Mills has created characters who resonate and who will be remembered long after the covers of the novel have been closed.” – CM: Canadian Review of Materials


“Different and moving.” – Kirkus

Here’s what READERS are saying about Skating Over Thin Ice:

“The characters are breathtaking, beautiful, strong, vulnerable, and complex. The plot weaves these two lives together exquisitely, like a spider’s web. The writing is accessible and elegant. The dialogue flows smoothly and draws the reader into the conversations. This is such a positive coming-of-age story about accepting change. I highly recommend this book to anyone 13 and up. It will draw you in, uplift you, move you, and maybe even change your outlook.” – Kids’ Book Buzz (written by 15-year-old reviewer)


Skating Over Thin Ice, by Jean Mills, is a breath of fresh air in a YA market saturated with dark, post-apocalyptic content.  As someone who dedicates ten months of the year to looking for new literature that opens worlds, holds up a mirrors, or inspires kids to keep reading, I believe Skating Over Thin Ice has definitely made the cut.” – Carey Gallagher, Assistant Upper School Head and Upper School English Teacher at St. John’s-Kilmarnock School, Breslau, Ontario

Some earlier publications….

My first books were published for the educational market, thanks to Nelson Canada. After they went out of print, I published them through my own imprint, Pugwash Publishers, to meet the demand from teachers who wanted to use them in their Language Arts programs. Along with these Nelson Novels, I added a few titles to the Pugwash Publishers list.

If you’re interested in reading any of these books, you may be able to find them in your local library, or you can contact me to ask about ordering them, using the form on the Contact page.

Wild Dog Summer

Nelson Canada, 1990; Pugwash Publishers, 2004

Thirteen-year-old Betty Jane Kelsey and her family are still reeling from the loss of her brother, Joe, in a drinking and driving accident a year ago. And the boy who was driving, Joe’s best friend, Craig Hannaford, is a constant reminder of all the family has lost.
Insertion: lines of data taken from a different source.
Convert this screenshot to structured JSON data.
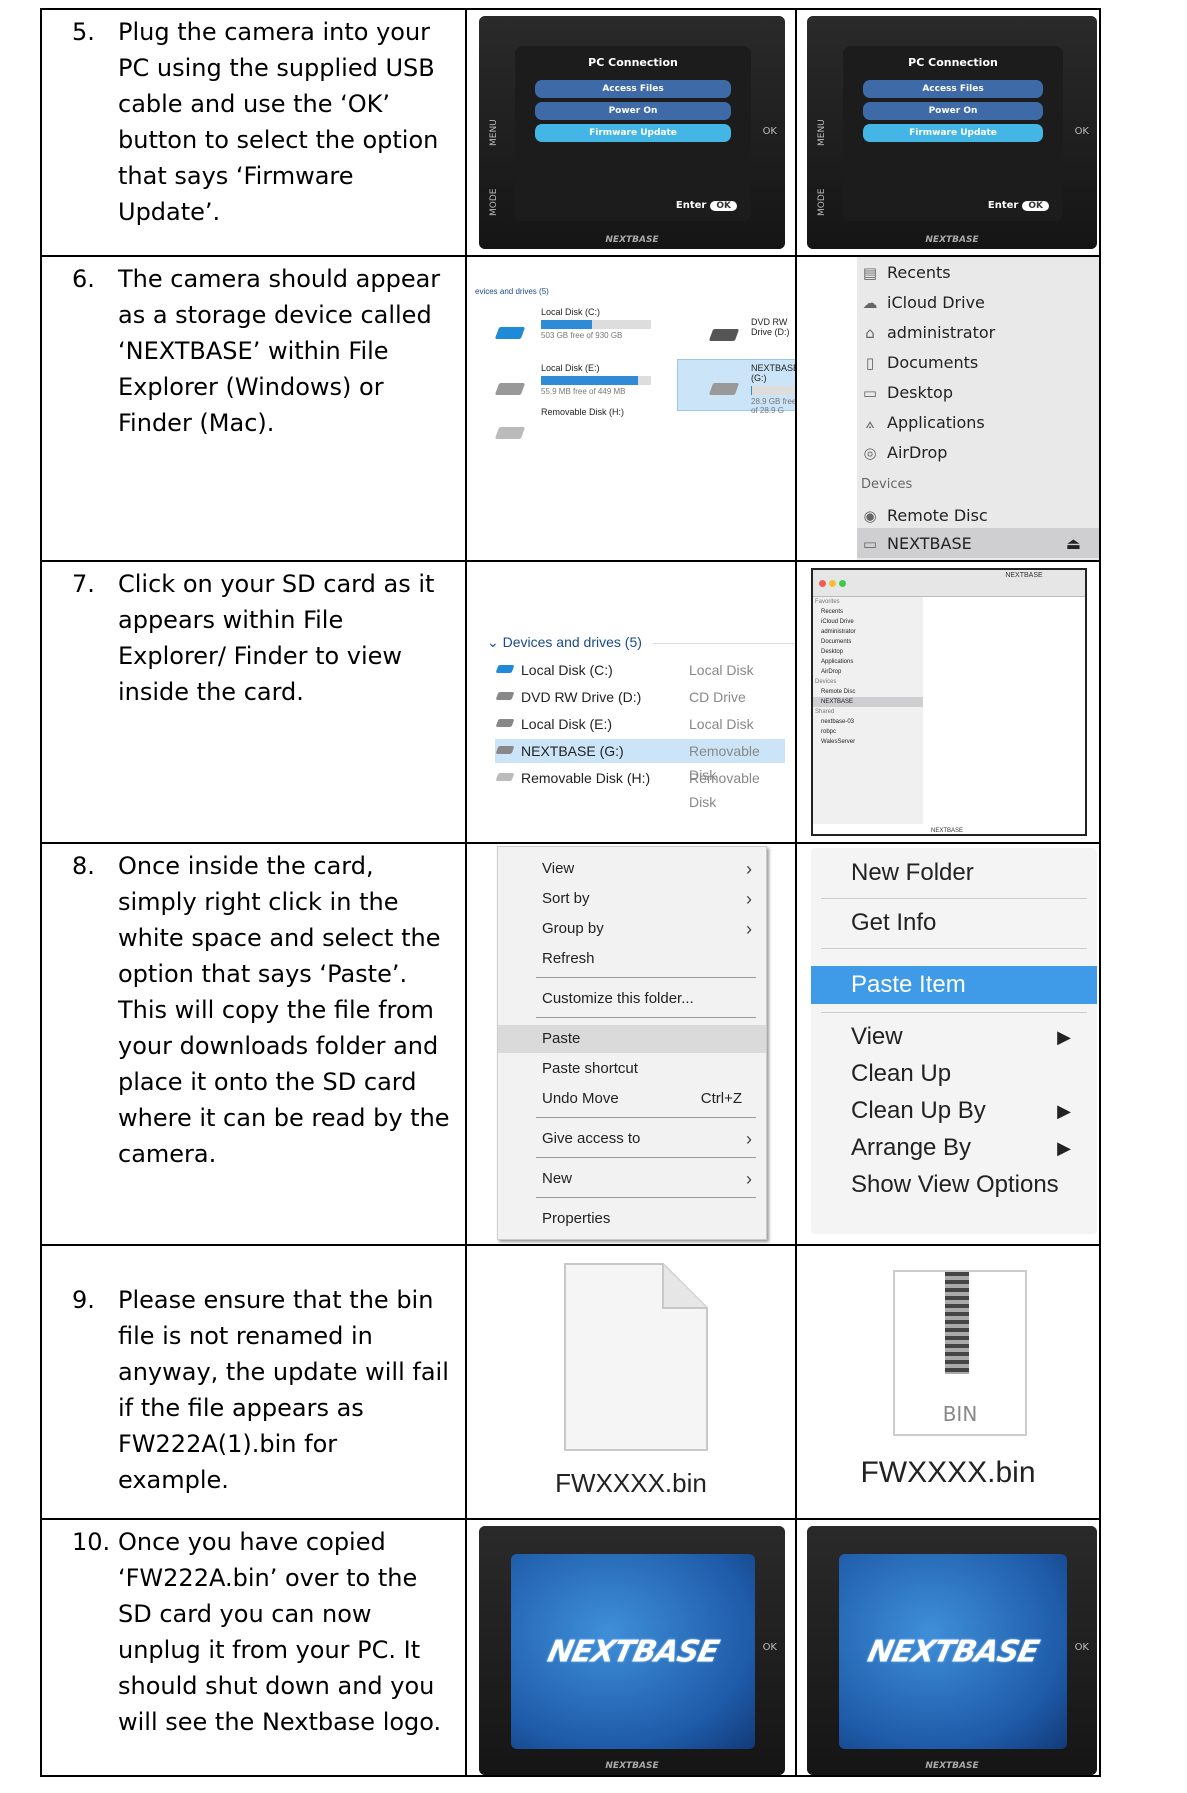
{
  "steps": [
    {
      "number": "5.",
      "text": "Plug the camera into your PC using the supplied USB cable and use the ‘OK’ button to select the option that says ‘Firmware Update’."
    },
    {
      "number": "6.",
      "text": "The camera should appear as a storage device called ‘NEXTBASE’ within File Explorer (Windows) or Finder (Mac)."
    },
    {
      "number": "7.",
      "text": "Click on your SD card as it appears within File Explorer/ Finder to view inside the card."
    },
    {
      "number": "8.",
      "text": "Once inside the card, simply right click in the white space and select the option that says ‘Paste’. This will copy the file from your downloads folder and place it onto the SD card where it can be read by the camera."
    },
    {
      "number": "9.",
      "text": "Please ensure that the bin file is not renamed in anyway, the update will fail if the file appears as FW222A(1).bin for example."
    },
    {
      "number": "10.",
      "text": "Once you have copied ‘FW222A.bin’ over to the SD card you can now unplug it from your PC. It should shut down and you will see the Nextbase logo."
    }
  ],
  "camera_menu": {
    "title": "PC Connection",
    "items": [
      "Access Files",
      "Power On",
      "Firmware Update"
    ],
    "enter": "Enter",
    "ok": "OK",
    "menu_label": "MENU",
    "mode_label": "MODE",
    "ok_label": "OK",
    "brand": "NEXTBASE"
  },
  "win_drives": {
    "header": "evices and drives (5)",
    "drives": [
      {
        "name": "Local Disk (C:)",
        "free": "503 GB free of 930 GB",
        "fill": 0.46
      },
      {
        "name": "DVD RW Drive (D:)",
        "free": "",
        "fill": 0
      },
      {
        "name": "Local Disk (E:)",
        "free": "55.9 MB free of 449 MB",
        "fill": 0.88
      },
      {
        "name": "NEXTBASE (G:)",
        "free": "28.9 GB free of 28.9 G",
        "fill": 0.01
      },
      {
        "name": "Removable Disk (H:)",
        "free": "",
        "fill": 0
      }
    ]
  },
  "mac_sidebar": {
    "items": [
      "Recents",
      "iCloud Drive",
      "administrator",
      "Documents",
      "Desktop",
      "Applications",
      "AirDrop"
    ],
    "devices_label": "Devices",
    "devices": [
      "Remote Disc",
      "NEXTBASE"
    ],
    "eject": "⏏"
  },
  "devices_list": {
    "header": "Devices and drives (5)",
    "rows": [
      {
        "name": "Local Disk (C:)",
        "type": "Local Disk"
      },
      {
        "name": "DVD RW Drive (D:)",
        "type": "CD Drive"
      },
      {
        "name": "Local Disk (E:)",
        "type": "Local Disk"
      },
      {
        "name": "NEXTBASE (G:)",
        "type": "Removable Disk"
      },
      {
        "name": "Removable Disk (H:)",
        "type": "Removable Disk"
      }
    ]
  },
  "finder": {
    "title": "NEXTBASE",
    "favorites_label": "Favorites",
    "favorites": [
      "Recents",
      "iCloud Drive",
      "administrator",
      "Documents",
      "Desktop",
      "Applications",
      "AirDrop"
    ],
    "devices_label": "Devices",
    "devices": [
      "Remote Disc",
      "NEXTBASE"
    ],
    "shared_label": "Shared",
    "shared": [
      "nextbase-03",
      "robpc",
      "WalesServer"
    ],
    "footer": "NEXTBASE"
  },
  "win_context_menu": {
    "items": [
      {
        "label": "View",
        "arrow": "›"
      },
      {
        "label": "Sort by",
        "arrow": "›"
      },
      {
        "label": "Group by",
        "arrow": "›"
      },
      {
        "label": "Refresh"
      },
      {
        "label": "Customize this folder..."
      },
      {
        "label": "Paste"
      },
      {
        "label": "Paste shortcut"
      },
      {
        "label": "Undo Move",
        "shortcut": "Ctrl+Z"
      },
      {
        "label": "Give access to",
        "arrow": "›"
      },
      {
        "label": "New",
        "arrow": "›"
      },
      {
        "label": "Properties"
      }
    ]
  },
  "mac_context_menu": {
    "items": [
      {
        "label": "New Folder"
      },
      {
        "label": "Get Info"
      },
      {
        "label": "Paste Item"
      },
      {
        "label": "View",
        "arrow": "▶"
      },
      {
        "label": "Clean Up"
      },
      {
        "label": "Clean Up By",
        "arrow": "▶"
      },
      {
        "label": "Arrange By",
        "arrow": "▶"
      },
      {
        "label": "Show View Options"
      }
    ]
  },
  "files": {
    "win_name": "FWXXXX.bin",
    "mac_name": "FWXXXX.bin",
    "mac_badge": "BIN"
  },
  "logo": {
    "text": "NEXTBASE",
    "ok": "OK",
    "brand": "NEXTBASE"
  }
}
It’s summer, and a pack of wild dogs are roaming the fields around the town of Rosehill. As B.J. wanders the fields and trails, trying to make sense of life without Joe, she discovers that she and Craig may have found a way to make things better – including healing her mother’s devastating grief.

The Legacy
Nelson Canada, 1991
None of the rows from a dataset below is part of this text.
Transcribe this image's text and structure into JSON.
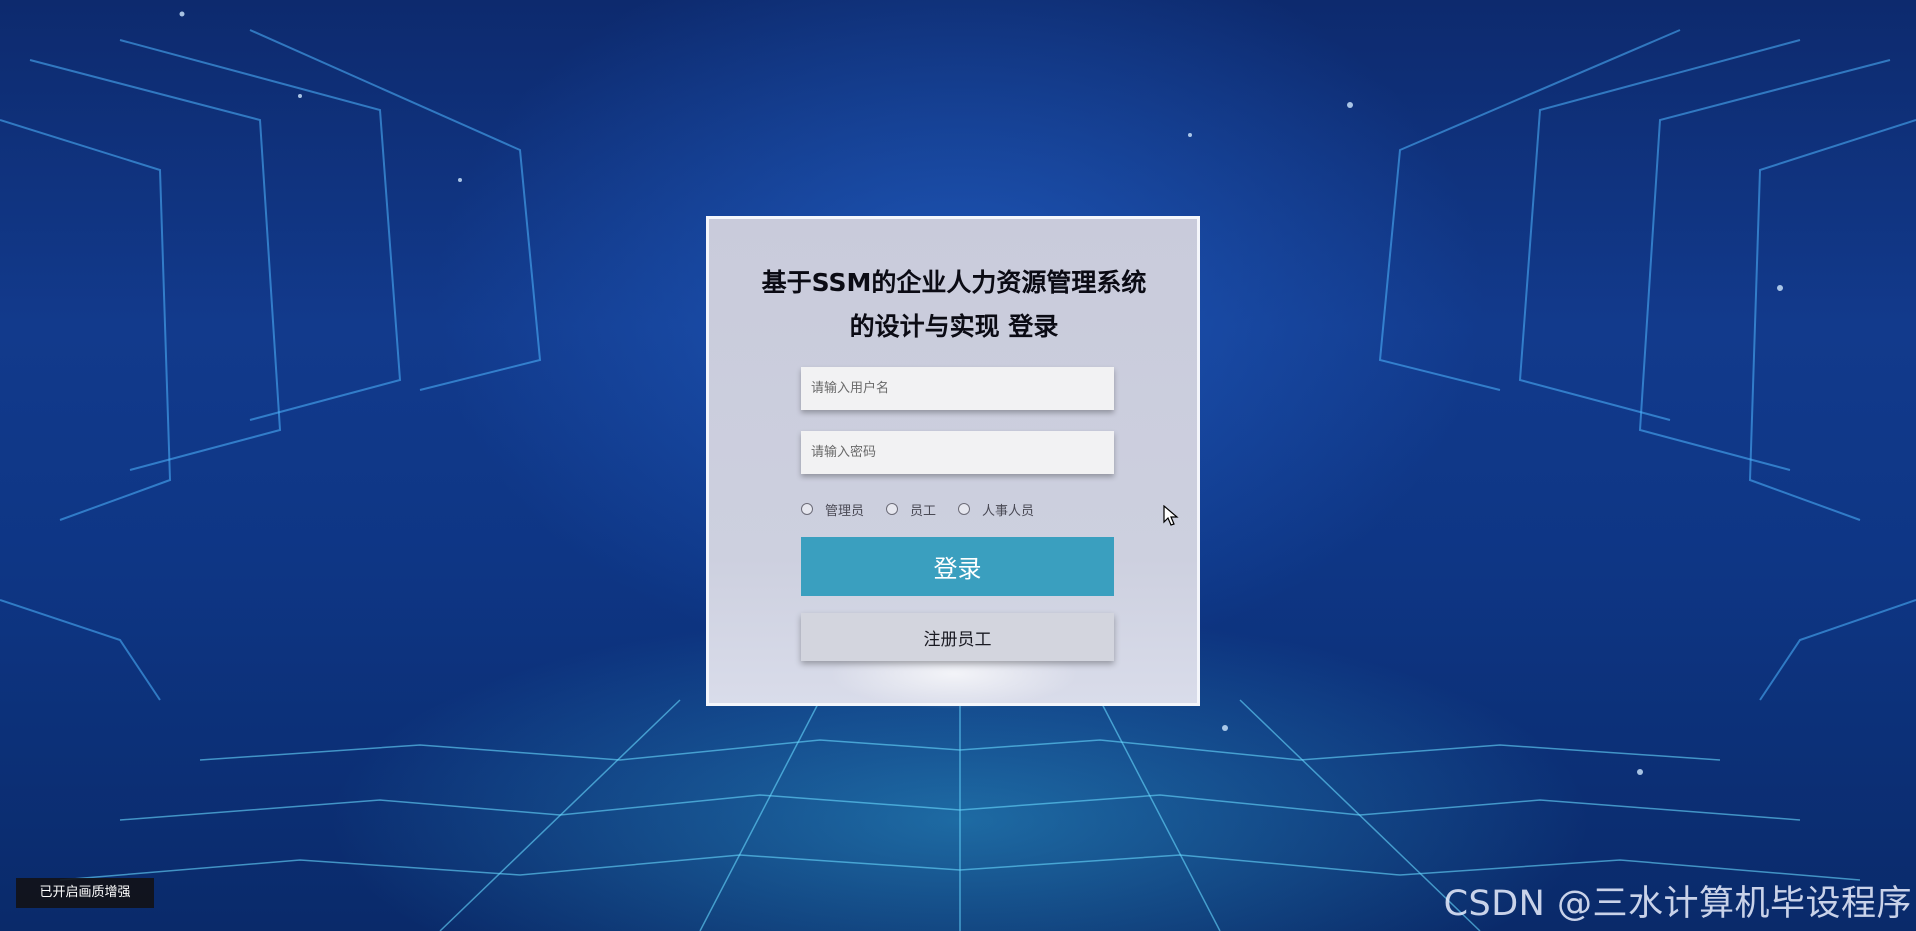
{
  "login": {
    "title": "基于SSM的企业人力资源管理系统的设计与实现 登录",
    "username_placeholder": "请输入用户名",
    "password_placeholder": "请输入密码",
    "roles": [
      {
        "label": "管理员"
      },
      {
        "label": "员工"
      },
      {
        "label": "人事人员"
      }
    ],
    "login_label": "登录",
    "register_label": "注册员工"
  },
  "overlay": {
    "enhance_badge": "已开启画质增强",
    "watermark": "CSDN @三水计算机毕设程序"
  },
  "colors": {
    "login_button": "#3a9fbf",
    "card_bg": "#cdd0df",
    "background": "#123a8c"
  },
  "icons": {
    "cursor": "mouse-pointer-icon"
  }
}
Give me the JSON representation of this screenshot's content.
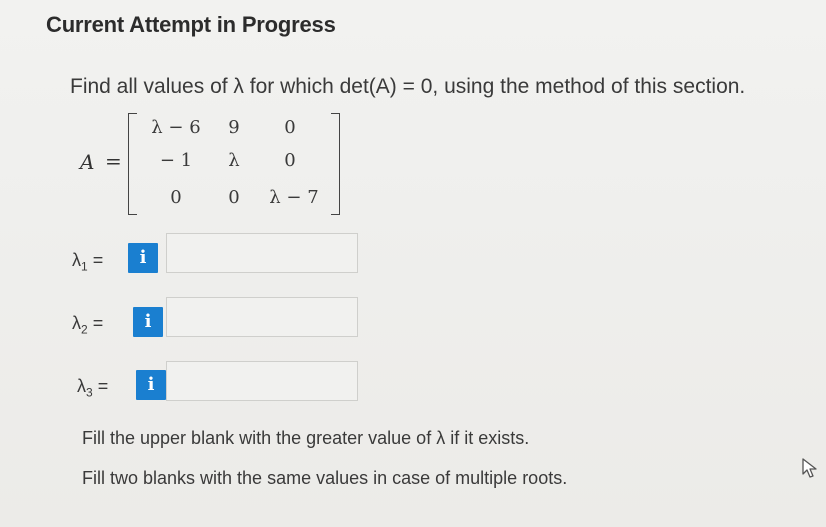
{
  "header": {
    "title": "Current Attempt in Progress"
  },
  "question": {
    "text": "Find all values of λ for which det(A) = 0, using the method of this section."
  },
  "matrix": {
    "label": "A",
    "equals": "=",
    "rows": [
      [
        "λ − 6",
        "9",
        "0"
      ],
      [
        "− 1",
        "λ",
        "0"
      ],
      [
        "0",
        "0",
        "λ − 7"
      ]
    ]
  },
  "answers": [
    {
      "symbol": "λ",
      "subscript": "1",
      "equals": "=",
      "info_icon": "i",
      "value": ""
    },
    {
      "symbol": "λ",
      "subscript": "2",
      "equals": "=",
      "info_icon": "i",
      "value": ""
    },
    {
      "symbol": "λ",
      "subscript": "3",
      "equals": "=",
      "info_icon": "i",
      "value": ""
    }
  ],
  "hints": [
    "Fill the upper blank with the greater value of λ if it exists.",
    "Fill two blanks with the same values in case of multiple roots."
  ],
  "icons": {
    "info": "info-icon",
    "cursor": "mouse-pointer-icon"
  },
  "colors": {
    "info_button": "#1a7fd0"
  }
}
Staying with relatives she has never met is not Anna’s idea of a fun way to spend the summer. Particularly when she encounters her bad-tempered cousin Laird, who is none too happy to meet her either.

But it’s a summer of discovery for Anna. She finds out that her love of fiddle music isn’t an accident, and her connection to relatives alive and gone is strong – a legacy of music and family connections.

Abby and the Curling Chicks
Pugwash Publishers, 2003

Abby Chisholm has no interest in curling, but when her mother makes a deal with her – a season of junior curling at the local club in exchange for registration at a summer writing camp – Abby reluctantly agrees to give it a try.

So begins a season of playing with her best friends on a team, The Curling Chicks, where she meets some challenges both on and off the ice and learns what sportsmanship really means.

The Toymaker’s Son
Pugwash Publishers, 2005

Linden Flanders is a shy, troubled 15-year-old boy with a lot on his mind.

From the time his mother was killed in a car accident years earlier, his family has been disoriented and lost. His father, distant and grieving, doesn’t approve of Linden’s hockey aspirations, and his older sister, Ardith, tries desperately to create a normal home life for her shattered family. Awkward and silent, Linden seems to come alive when he puts on his skates and hits the ice with his best friend, Thomas.

But when Ardith launches a plan to save some local woods from being demolished by a developer, and Linden finds himself befriended by Cassie McKay, the daughter of Ardith’s adversary, the trouble begins. Linden’s loyalty is tested, and he finds himself caught up in events that force him to make some important choices about what – and who – matter most to him.

The Toymaker’s Son is a sequel to Wild Dog Summer.

Order the e-book of The Toymaker’s Son from Amazon.